Data records for software interfaces:
===

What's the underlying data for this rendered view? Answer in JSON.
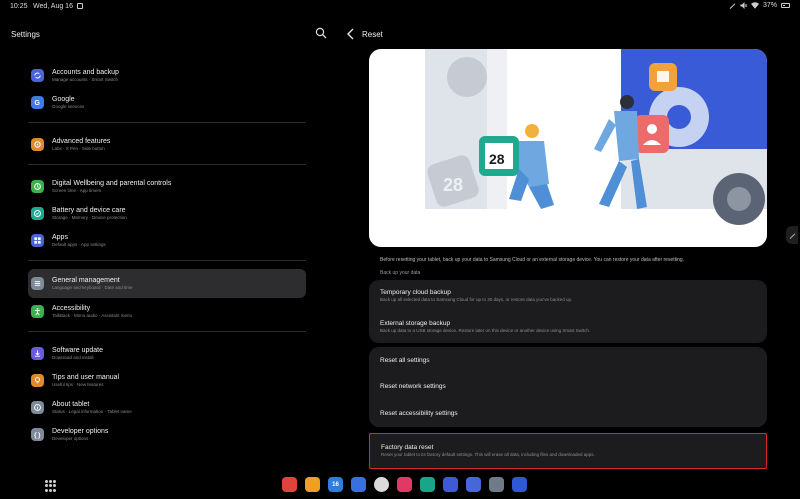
{
  "status_bar": {
    "time": "10:25",
    "date": "Wed, Aug 16",
    "battery": "37%"
  },
  "left": {
    "title": "Settings",
    "groups": [
      [
        {
          "title": "Accounts and backup",
          "sub": "Manage accounts · Smart Switch",
          "color": "#4a63d8",
          "icon": "sync-icon"
        },
        {
          "title": "Google",
          "sub": "Google services",
          "color": "#3d7be8",
          "icon": "google-icon"
        }
      ],
      [
        {
          "title": "Advanced features",
          "sub": "Labs · S Pen · Side button",
          "color": "#e08a2b",
          "icon": "star-gear-icon"
        }
      ],
      [
        {
          "title": "Digital Wellbeing and parental controls",
          "sub": "Screen time · App timers",
          "color": "#3bb14a",
          "icon": "wellbeing-icon"
        },
        {
          "title": "Battery and device care",
          "sub": "Storage · Memory · Device protection",
          "color": "#1fa98f",
          "icon": "device-care-icon"
        },
        {
          "title": "Apps",
          "sub": "Default apps · App settings",
          "color": "#4a63d8",
          "icon": "apps-icon"
        }
      ],
      [
        {
          "title": "General management",
          "sub": "Language and keyboard · Date and time",
          "color": "#7f8a98",
          "icon": "sliders-icon",
          "selected": true
        },
        {
          "title": "Accessibility",
          "sub": "TalkBack · Mono audio · Assistant menu",
          "color": "#3bb14a",
          "icon": "accessibility-icon"
        }
      ],
      [
        {
          "title": "Software update",
          "sub": "Download and install",
          "color": "#6a5adf",
          "icon": "update-icon"
        },
        {
          "title": "Tips and user manual",
          "sub": "Useful tips · New features",
          "color": "#e08a2b",
          "icon": "tips-icon"
        },
        {
          "title": "About tablet",
          "sub": "Status · Legal information · Tablet name",
          "color": "#7f8a98",
          "icon": "info-icon"
        },
        {
          "title": "Developer options",
          "sub": "Developer options",
          "color": "#7f8a98",
          "icon": "braces-icon"
        }
      ]
    ]
  },
  "right": {
    "title": "Reset",
    "description": "Before resetting your tablet, back up your data to Samsung Cloud or an external storage device. You can restore your data after resetting.",
    "section_label": "Back up your data",
    "backup_rows": [
      {
        "title": "Temporary cloud backup",
        "sub": "Back up all selected data to Samsung Cloud for up to 30 days, or restore data you've backed up."
      },
      {
        "title": "External storage backup",
        "sub": "Back up data to a USB storage device. Restore later on this device or another device using Smart Switch."
      }
    ],
    "reset_rows": [
      {
        "title": "Reset all settings"
      },
      {
        "title": "Reset network settings"
      },
      {
        "title": "Reset accessibility settings"
      }
    ],
    "factory": {
      "title": "Factory data reset",
      "sub": "Reset your tablet to its factory default settings. This will erase all data, including files and downloaded apps."
    },
    "illustration": {
      "calendar_day": "28",
      "calendar_day_2": "28"
    }
  },
  "taskbar": {
    "apps": [
      {
        "name": "notes-app-icon",
        "color": "#e0433b",
        "label": ""
      },
      {
        "name": "my-files-icon",
        "color": "#f0a020",
        "label": ""
      },
      {
        "name": "calendar-app-icon",
        "color": "#2f7de1",
        "label": "16"
      },
      {
        "name": "messages-app-icon",
        "color": "#3a6fe0",
        "label": ""
      },
      {
        "name": "chrome-app-icon",
        "color": "#dadada",
        "label": ""
      },
      {
        "name": "screen-recorder-icon",
        "color": "#e03a64",
        "label": ""
      },
      {
        "name": "notes-teal-icon",
        "color": "#18a58a",
        "label": ""
      },
      {
        "name": "kids-app-icon",
        "color": "#3f5ad6",
        "label": ""
      },
      {
        "name": "galaxy-apps-icon",
        "color": "#4667d9",
        "label": ""
      },
      {
        "name": "settings-app-icon",
        "color": "#6f7b88",
        "label": ""
      },
      {
        "name": "store-app-icon",
        "color": "#2e58d6",
        "label": ""
      }
    ]
  }
}
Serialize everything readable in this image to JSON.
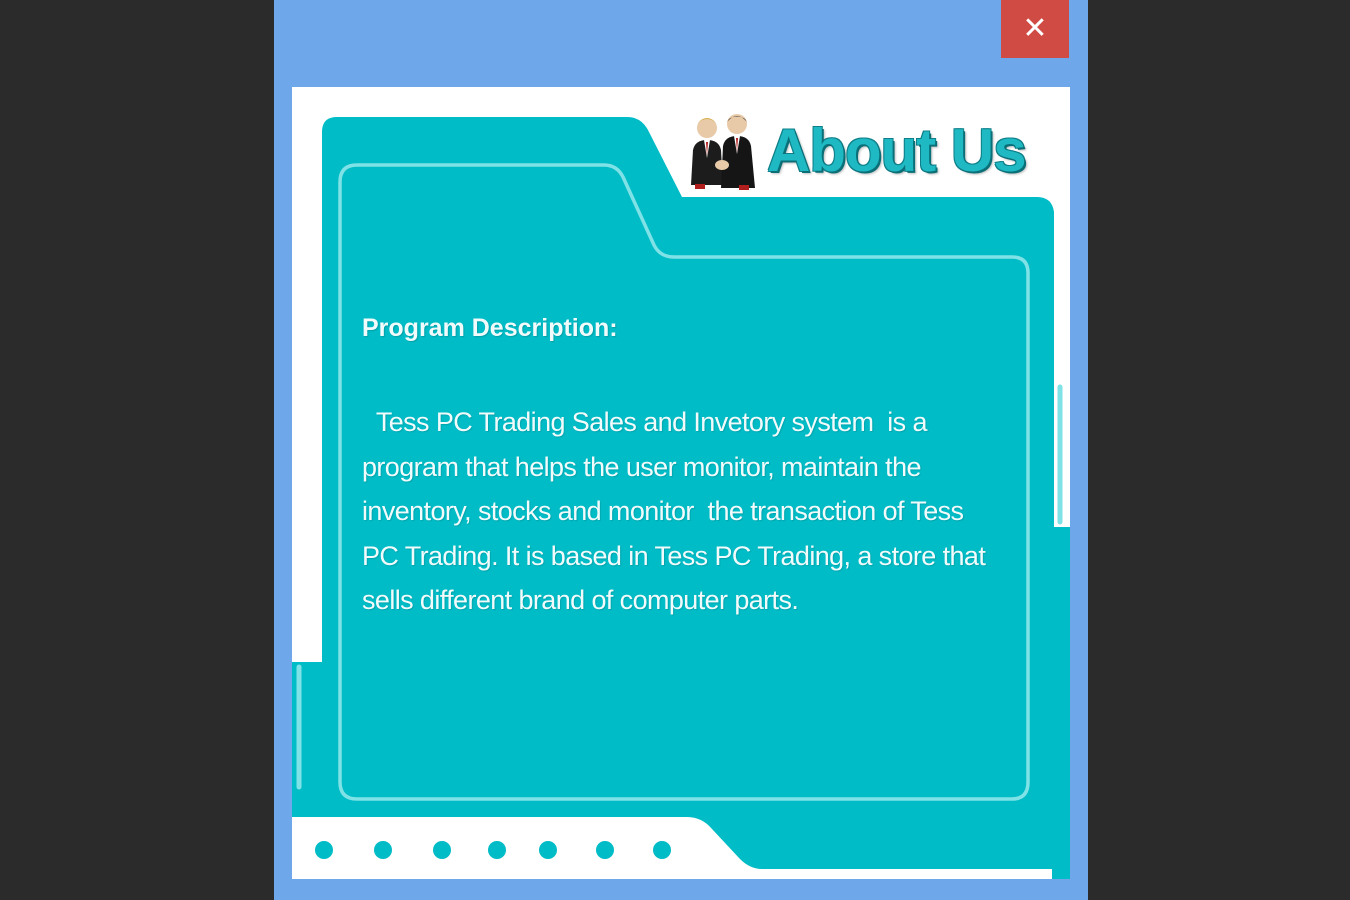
{
  "window": {
    "close_label": "✕"
  },
  "about": {
    "title": "About Us",
    "section_heading": "Program Description:",
    "description": "  Tess PC Trading Sales and Invetory system  is a program that helps the user monitor, maintain the inventory, stocks and monitor  the transaction of Tess PC Trading. It is based in Tess PC Trading, a store that sells different brand of computer parts."
  },
  "colors": {
    "window_frame": "#6fa8ea",
    "close_button": "#cf4b43",
    "panel_teal": "#00bcc6",
    "outline": "#7fe2e6",
    "background": "#2b2b2b"
  },
  "icons": {
    "heading_icon": "business-people-icon",
    "close_icon": "close-icon"
  }
}
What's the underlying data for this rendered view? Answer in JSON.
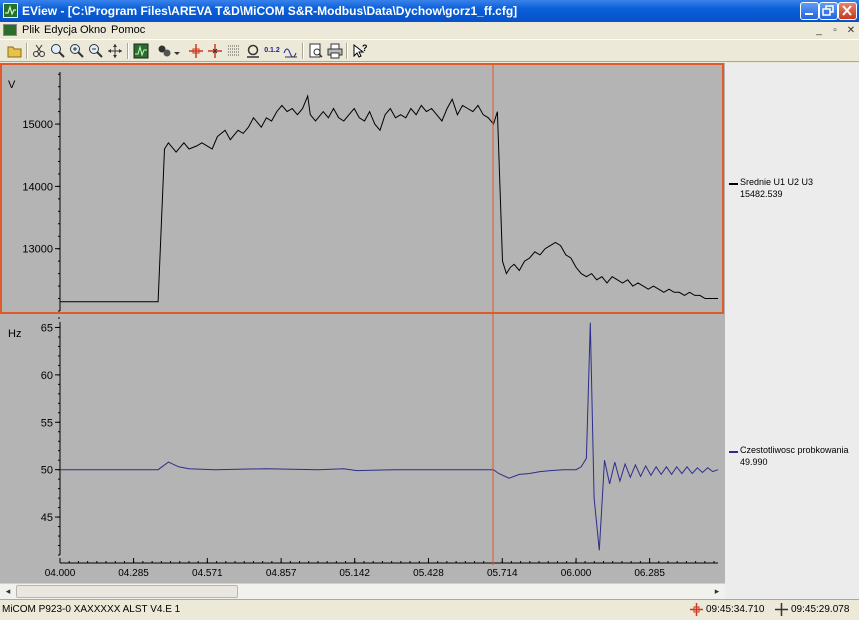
{
  "window": {
    "title": "EView - [C:\\Program Files\\AREVA T&D\\MiCOM S&R-Modbus\\Data\\Dychow\\gorz1_ff.cfg]"
  },
  "menu": [
    "Plik",
    "Edycja",
    "Okno",
    "Pomoc"
  ],
  "mdi_buttons": [
    "_",
    "▫",
    "✕"
  ],
  "toolbar_icons": [
    "open-folder-icon",
    "cut-icon",
    "zoom-icon",
    "zoom-in-icon",
    "zoom-out-icon",
    "zoom-fit-icon",
    "move-icon",
    "chart-icon",
    "color-icon",
    "dropdown-icon",
    "cursor1-icon",
    "cursor2-icon",
    "grid-icon",
    "omega-icon",
    "values-icon",
    "wave-icon",
    "print-preview-icon",
    "print-icon",
    "help-icon"
  ],
  "values_button_text": "0.1.2",
  "top_chart": {
    "unit_label": "V",
    "y_ticks": [
      "15000",
      "14000",
      "13000"
    ],
    "ylim": [
      12000,
      15900
    ],
    "legend": {
      "name": "Srednie U1 U2 U3",
      "value": "15482.539",
      "color": "#000000"
    },
    "frame_color": "#e05a2a"
  },
  "bottom_chart": {
    "unit_label": "Hz",
    "y_ticks": [
      "65",
      "60",
      "55",
      "50",
      "45"
    ],
    "ylim": [
      41,
      66
    ],
    "legend": {
      "name": "Czestotliwosc probkowania",
      "value": "49.990",
      "color": "#2d2d8c"
    }
  },
  "x_ticks": [
    "04.000",
    "04.285",
    "04.571",
    "04.857",
    "05.142",
    "05.428",
    "05.714",
    "06.000",
    "06.285"
  ],
  "cursor_color": "#e05a2a",
  "chart_data": [
    {
      "type": "line",
      "ylabel": "V",
      "x_range": [
        4.0,
        6.55
      ],
      "ylim": [
        12000,
        15900
      ],
      "series": [
        {
          "name": "Srednie U1 U2 U3",
          "color": "#000000",
          "x": [
            4.0,
            4.2,
            4.38,
            4.405,
            4.42,
            4.45,
            4.48,
            4.5,
            4.53,
            4.55,
            4.57,
            4.59,
            4.61,
            4.64,
            4.66,
            4.69,
            4.71,
            4.73,
            4.75,
            4.78,
            4.8,
            4.82,
            4.84,
            4.86,
            4.88,
            4.9,
            4.92,
            4.94,
            4.96,
            4.97,
            4.99,
            5.02,
            5.04,
            5.06,
            5.08,
            5.1,
            5.12,
            5.14,
            5.16,
            5.18,
            5.2,
            5.22,
            5.24,
            5.26,
            5.28,
            5.3,
            5.32,
            5.34,
            5.36,
            5.38,
            5.4,
            5.42,
            5.44,
            5.46,
            5.48,
            5.5,
            5.52,
            5.54,
            5.56,
            5.58,
            5.6,
            5.62,
            5.64,
            5.66,
            5.68,
            5.695,
            5.715,
            5.73,
            5.745,
            5.76,
            5.78,
            5.8,
            5.82,
            5.84,
            5.86,
            5.88,
            5.9,
            5.92,
            5.94,
            5.96,
            5.98,
            6.0,
            6.02,
            6.04,
            6.06,
            6.08,
            6.1,
            6.12,
            6.14,
            6.16,
            6.18,
            6.2,
            6.22,
            6.24,
            6.26,
            6.28,
            6.3,
            6.32,
            6.34,
            6.36,
            6.38,
            6.4,
            6.42,
            6.44,
            6.46,
            6.48,
            6.5,
            6.52,
            6.55
          ],
          "y": [
            12150,
            12150,
            12150,
            14600,
            14700,
            14550,
            14700,
            14600,
            14650,
            14700,
            14650,
            14600,
            14800,
            14900,
            14750,
            14900,
            14850,
            14950,
            15100,
            14950,
            15100,
            15050,
            15200,
            15300,
            15200,
            15250,
            15150,
            15250,
            15450,
            15150,
            15050,
            15200,
            15100,
            15250,
            15100,
            15050,
            15150,
            15250,
            15100,
            15050,
            15200,
            15000,
            14900,
            15150,
            15250,
            15100,
            15150,
            15100,
            15250,
            15150,
            15300,
            15200,
            15250,
            15150,
            15050,
            15250,
            15400,
            15150,
            15300,
            15250,
            15200,
            15300,
            15150,
            15100,
            15000,
            15200,
            12800,
            12600,
            12700,
            12750,
            12650,
            12800,
            12850,
            12950,
            12900,
            13000,
            13050,
            13100,
            13050,
            12900,
            12850,
            12700,
            12600,
            12550,
            12600,
            12500,
            12550,
            12450,
            12550,
            12500,
            12450,
            12500,
            12400,
            12450,
            12400,
            12350,
            12400,
            12350,
            12300,
            12350,
            12300,
            12300,
            12250,
            12300,
            12250,
            12250,
            12200,
            12200,
            12200
          ]
        }
      ]
    },
    {
      "type": "line",
      "ylabel": "Hz",
      "x_range": [
        4.0,
        6.55
      ],
      "ylim": [
        41,
        66
      ],
      "series": [
        {
          "name": "Czestotliwosc probkowania",
          "color": "#2d2d8c",
          "x": [
            4.0,
            4.2,
            4.38,
            4.42,
            4.46,
            4.5,
            4.6,
            4.8,
            5.0,
            5.1,
            5.15,
            5.3,
            5.5,
            5.68,
            5.7,
            5.74,
            5.78,
            5.82,
            5.86,
            5.9,
            5.95,
            6.0,
            6.02,
            6.04,
            6.055,
            6.07,
            6.09,
            6.11,
            6.13,
            6.15,
            6.17,
            6.19,
            6.21,
            6.23,
            6.25,
            6.27,
            6.29,
            6.31,
            6.33,
            6.35,
            6.37,
            6.39,
            6.41,
            6.43,
            6.45,
            6.47,
            6.49,
            6.51,
            6.53,
            6.55
          ],
          "y": [
            50,
            50,
            50,
            50.8,
            50.3,
            50.1,
            50.0,
            50.1,
            50.0,
            50.1,
            49.9,
            50.0,
            50.0,
            50.0,
            49.6,
            49.1,
            49.5,
            49.6,
            49.8,
            49.9,
            50.0,
            50.0,
            50.3,
            51.2,
            65.5,
            47.0,
            41.5,
            51.0,
            48.5,
            50.8,
            48.8,
            50.6,
            49.2,
            50.5,
            49.3,
            50.4,
            49.4,
            50.3,
            49.5,
            50.3,
            49.5,
            50.3,
            49.6,
            50.3,
            49.6,
            50.2,
            49.7,
            50.2,
            49.8,
            50.0
          ]
        }
      ]
    }
  ],
  "scrollbar": {
    "left_arrow": "◂",
    "right_arrow": "▸"
  },
  "status": {
    "device": "MiCOM P923-0 XAXXXXX ALST V4.E 1",
    "cursor1_time": "09:45:34.710",
    "cursor2_time": "09:45:29.078"
  }
}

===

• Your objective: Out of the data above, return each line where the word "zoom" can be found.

• Task answer:
    "zoom-icon",
    "zoom-in-icon",
    "zoom-out-icon",
    "zoom-fit-icon",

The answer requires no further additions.